“Also I’ll have bitter melon soup with fresh market fish balls. Because our country is rich with local fish, we often produce fish balls or fish mousse. I take the fish flesh, mix it with bitter melon which is very good for you, and it becomes a soup.
“I plan to use a lot of famous local ingredients like passion fruit and Kampot green pepper. For example I’m going to make a modern Khmer salad with yellowfin tuna steak – the key ingredient is the tuna and roasted rice flakes and then I add some shallots, fresh mint and green peppercorns which enhance the flavour. It’s very healthy.”
Certain items like tuna will be imported, but in general ingredients will be locally-sourced as much as possible.
The restaurant is in a traditional Khmer house which Seng has faithfully restored, including unusual features such as a leaf roof with leaves sourced from the Kulen mountain area. Customers can eat in the upstairs wooden lounge or the ground floor air-conditioned dining-room.

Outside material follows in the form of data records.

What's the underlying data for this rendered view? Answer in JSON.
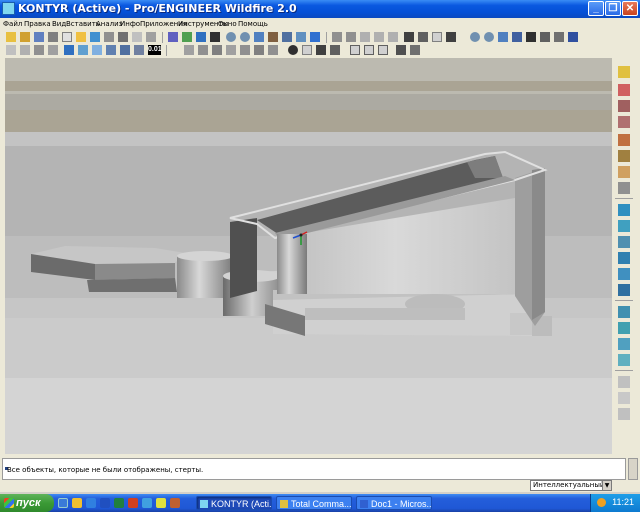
{
  "window": {
    "title": "KONTYR (Active) - Pro/ENGINEER Wildfire 2.0",
    "minimize_glyph": "_",
    "restore_glyph": "❐",
    "close_glyph": "✕"
  },
  "menu": [
    {
      "label": "Файл"
    },
    {
      "label": "Правка"
    },
    {
      "label": "Вид"
    },
    {
      "label": "Вставить"
    },
    {
      "label": "Анализ"
    },
    {
      "label": "Инфо"
    },
    {
      "label": "Приложения"
    },
    {
      "label": "Инструменты"
    },
    {
      "label": "Окно"
    },
    {
      "label": "Помощь"
    }
  ],
  "toolbar": {
    "precision_value": "0.01"
  },
  "message": {
    "text": "Все объекты, которые не были отображены, стерты."
  },
  "filter": {
    "value": "Интеллектуальный",
    "dropdown_glyph": "▼"
  },
  "taskbar": {
    "start_label": "пуск",
    "items": [
      {
        "label": "KONTYR (Acti..."
      },
      {
        "label": "Total Comma..."
      },
      {
        "label": "Doc1 - Micros..."
      }
    ],
    "clock": "11:21"
  },
  "colors": {
    "titlebar": "#0550d6",
    "taskbar": "#245edb",
    "start": "#3b9a36",
    "model_light": "#d6d6d6",
    "model_dark": "#6a6a6a"
  }
}
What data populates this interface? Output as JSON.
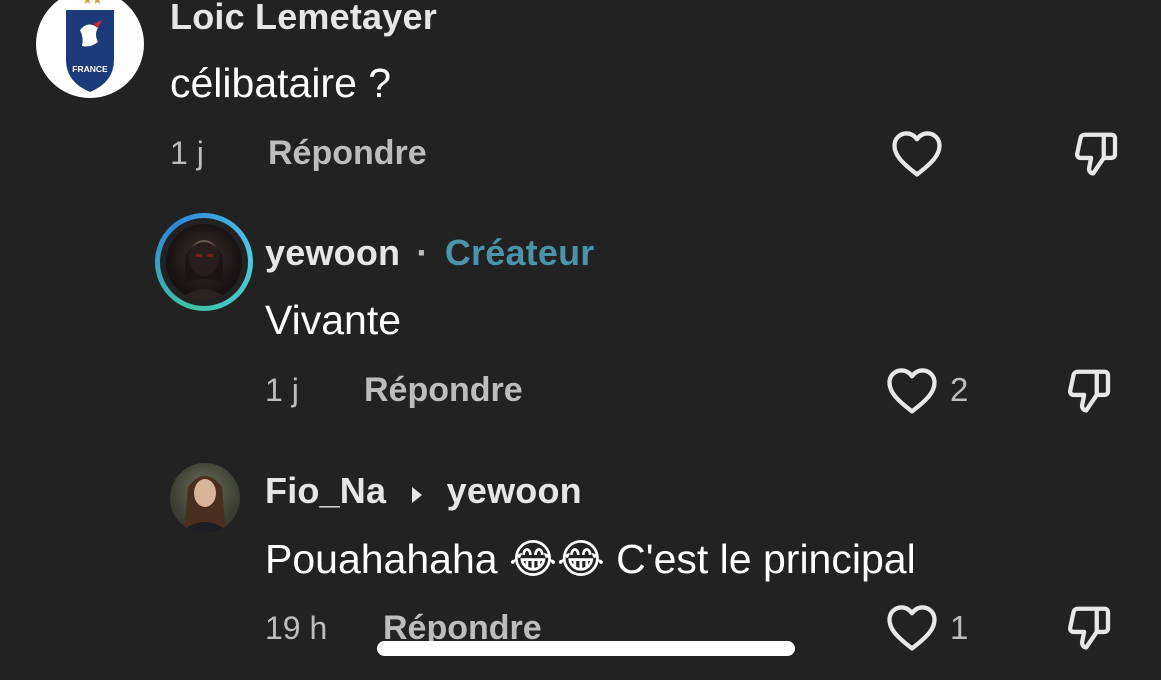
{
  "comments": [
    {
      "author": "Loic Lemetayer",
      "text": "célibataire ?",
      "time": "1 j",
      "reply_label": "Répondre",
      "like_count": "",
      "avatar": "france-fff-crest"
    },
    {
      "author": "yewoon",
      "separator": "·",
      "badge": "Créateur",
      "text": "Vivante",
      "time": "1 j",
      "reply_label": "Répondre",
      "like_count": "2",
      "avatar": "creator-avatar-with-story-ring"
    },
    {
      "author": "Fio_Na",
      "reply_to": "yewoon",
      "text": "Pouahahaha 😂😂 C'est le principal",
      "time": "19 h",
      "reply_label": "Répondre",
      "like_count": "1",
      "avatar": "user-avatar-photo"
    }
  ],
  "crest_text": "FRANCE",
  "colors": {
    "background": "#222222",
    "creator_badge": "#4a93a8",
    "secondary_text": "#bdbdbd"
  },
  "icons": [
    "heart-outline-icon",
    "thumbs-down-icon",
    "reply-arrow-icon"
  ]
}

There is also a lush garden where al fresco dining is available amongst lotus ponds, bulrushes and hammocks. Seng says he designed the garden to look like the countryside where he grew up, of which he has fond memories.
The layout of the restaurant gives diners seating options.

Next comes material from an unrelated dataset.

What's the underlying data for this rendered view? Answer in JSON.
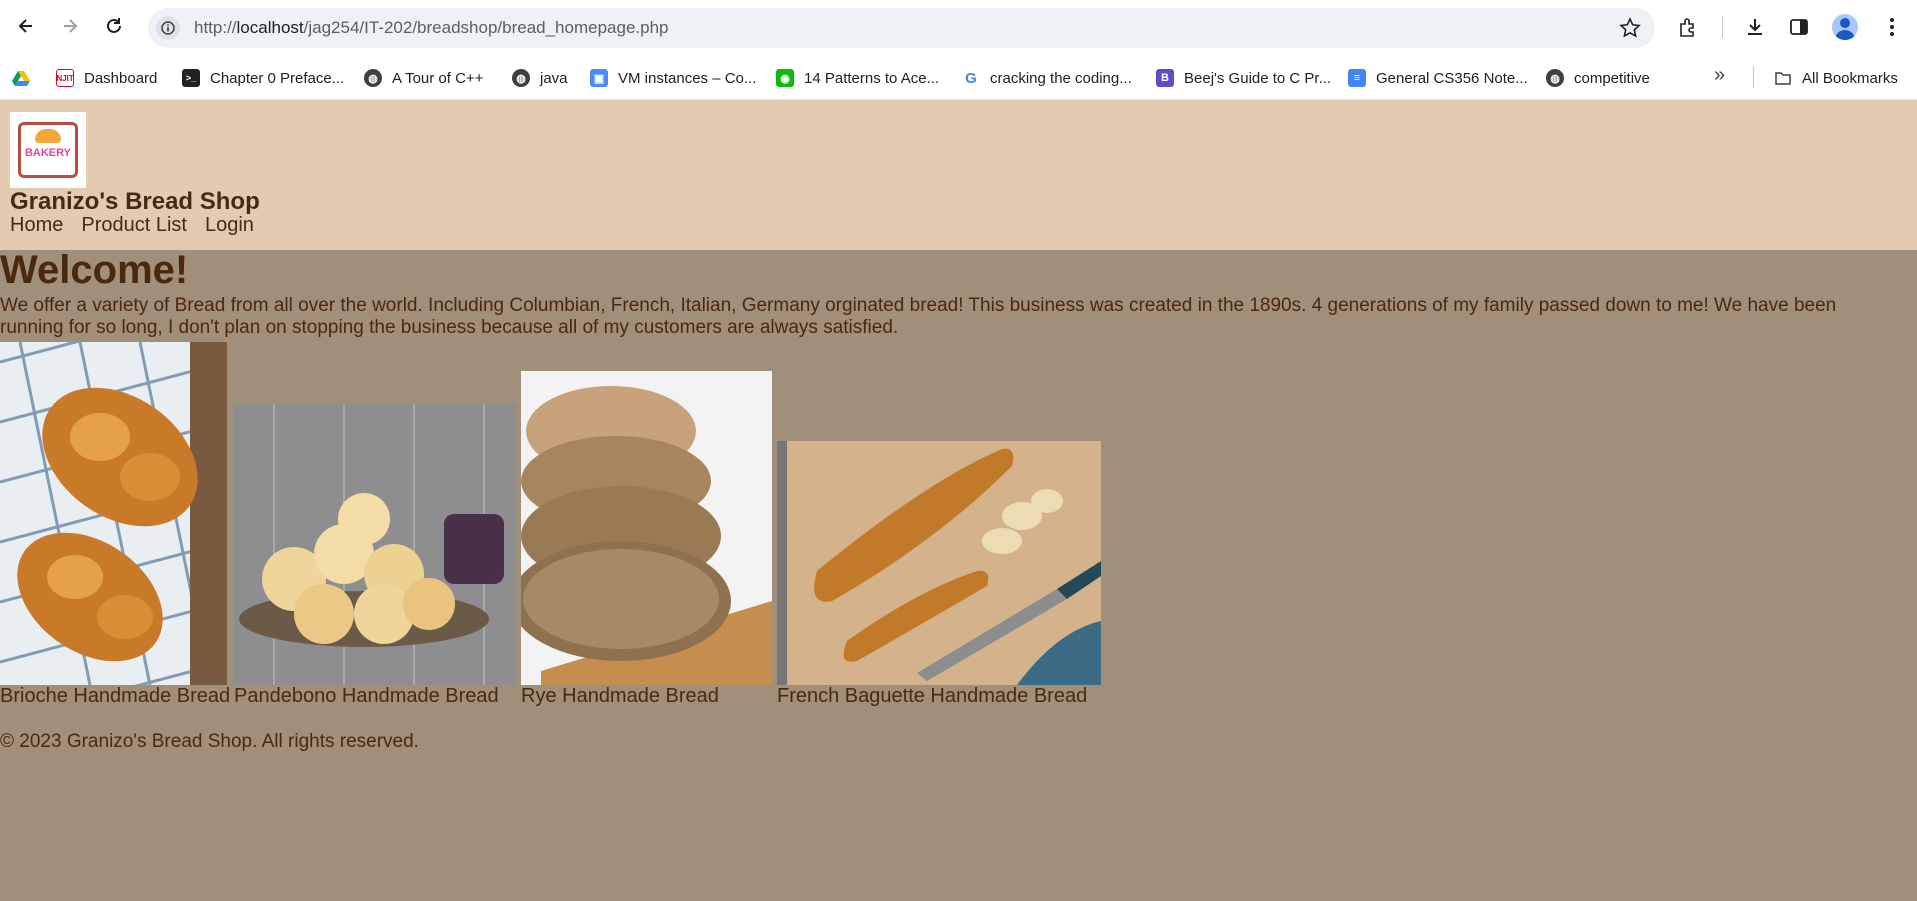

“If diners just want a drink or a small bite, they can relax on the cosy grass area on comfortable chairs and beds under the leaf roof, or they can choose from the two main dining-areas inside,” he says.
Mahob is also a restaurant with a heart. Most of the staff will be supplied by NGO Egbok Mission, which trains underprivileged young adults to work in the hospitality industry.
“They bring poor students from the countryside to train,” says Seng. “I am happy to help young Cambodian people to be able to have an occupation and also help the whole country, this is our main idea. I was born into a farming family as well so I understand it.”
There will be a 30 per cent opening discount until the end of July.
Busy Seng is already working on his next project – a four-room hotel adjacent to Mahob which will be called Room at Mahob. The hotel is due to open next year.